On 6th June the indoor writer was invited to attend the prize giving ceremony for the Steyning Festival Short Story Competition. Her short story had reached the final three and the awards would be announced and given out during the event. Below she shares her special day...
It was a day of sunshine and showers, but the South Downs gleamed lush and green as we drove up the mile long driveway to Wiston House. I'd been invited, plus guest, to the Steyning Festival Short Story Award luncheon and had no idea where in the top three slots my story had come. Wiston House (a sixteenth century Grade 1 listed building) sits in the shadow of Chanctonbury Ring (see photo above right) amongst 6,000 acres of parkland. The magnificent house (see photo above left) is owned by the Goring family and is now a conference/wedding/events centre. It is home to the Wilton Park conference organisation, which was first created in 1946, inspired by Winston Churchill, to help re-establish peace and democracy in Europe after WWII.
At 11.30am we were ushered into chair-filled room for the reading of the winning stories. Sara Bowers (owner of Steyning Bookshop) led the proceedings and local novelists read the stories. The children's competition entries were read first and the prizes awarded. The two stories were of an exceptionally high standard - clearly writers of the future. Sara explained that the competition judge Simon Brett, acclaimed crime novelist, scriptwriter (he wrote the 'After Henry' radio series) and patron of West Sussex Writers, had read ALL the entries himself before selecting the top 3 and 2 highly commended. An admirable feat for any writing competition judge!

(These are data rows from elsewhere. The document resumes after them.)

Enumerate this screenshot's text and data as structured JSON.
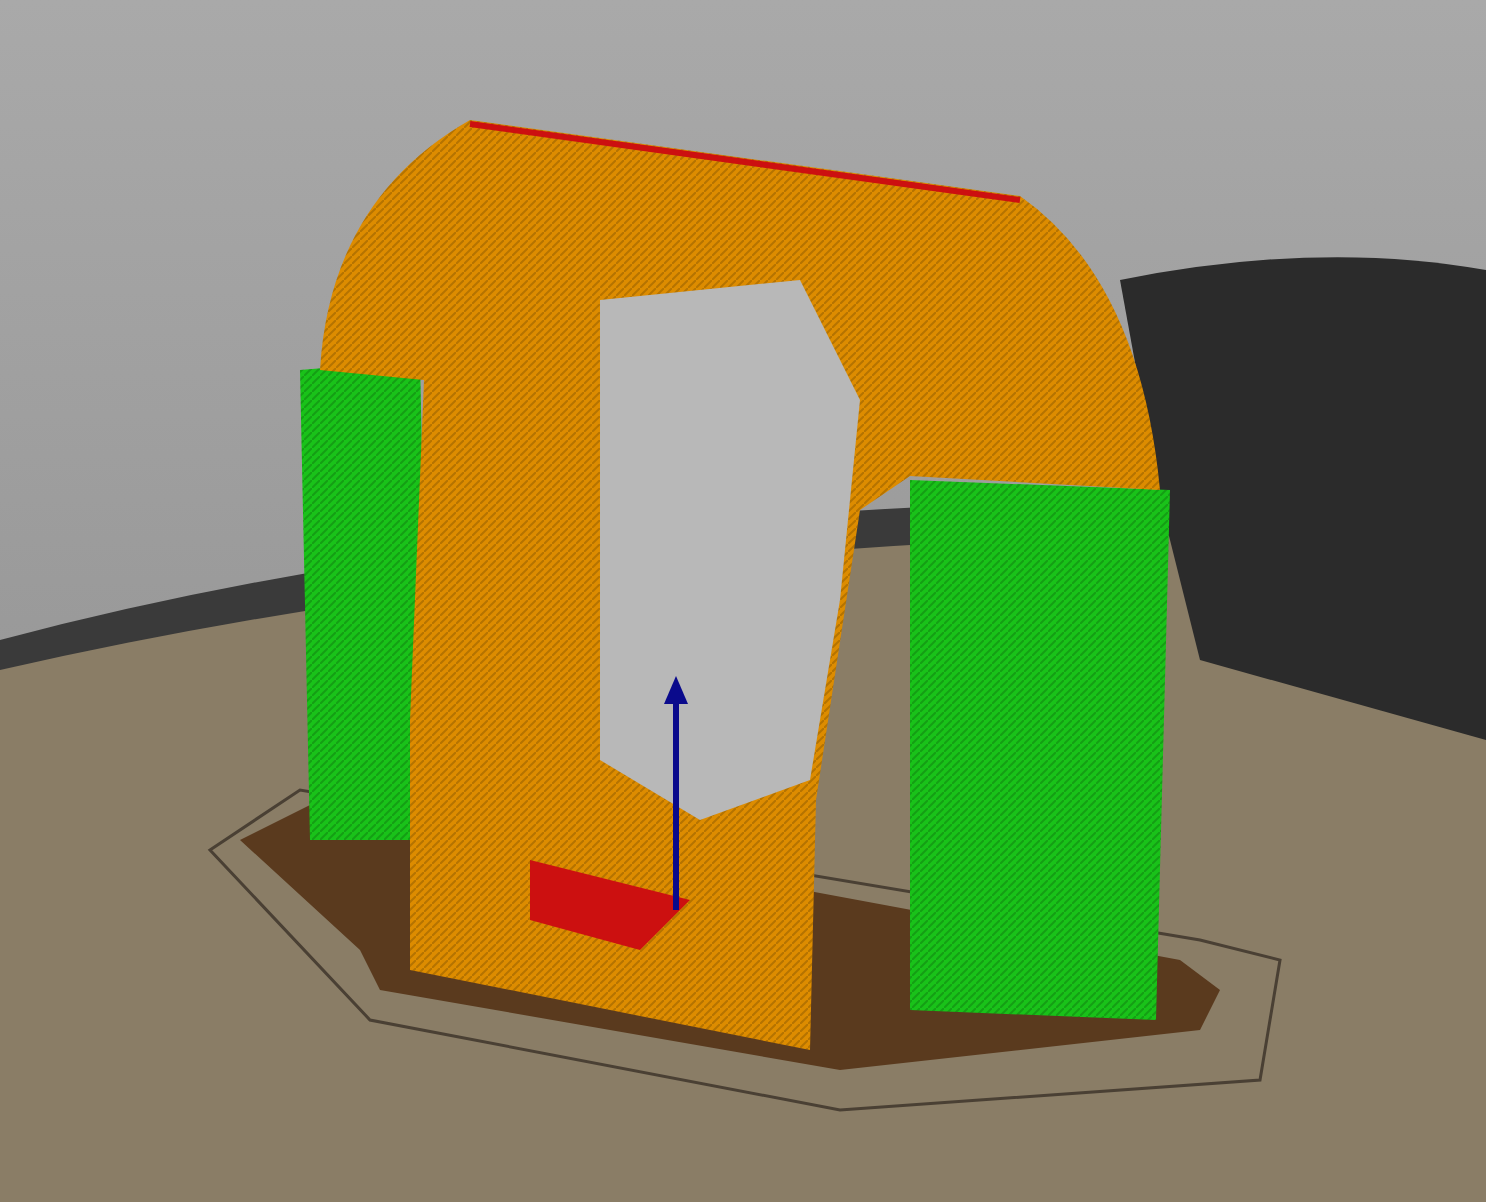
{
  "viewport": {
    "kind": "preview"
  }
}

The three stories were then read out - and still we didn't know the placing. Brighton crime novelist Elly Griffiths read my entry. It was both enthralling and deeply embarrassing to hear the words I'd written read aloud by a professional - even though nobody around us knew I was the author. As I listened to her reading it really didn't seem like my story at all, it was transformed. All of the room listened quietly and their applause seemed to show pleasure, but as it was my creation I couldn't detach myself sufficiently from the experience to judge. This was such a powerful and wonderful moment that I wish I could replay it over and over (particularly when another rejection pings into my mail box).
The whole day was a delightful treat and a memory I shall treasure for a long, long time. The prize is the biggest I've won to date and I still haven't decided what to spend the money on.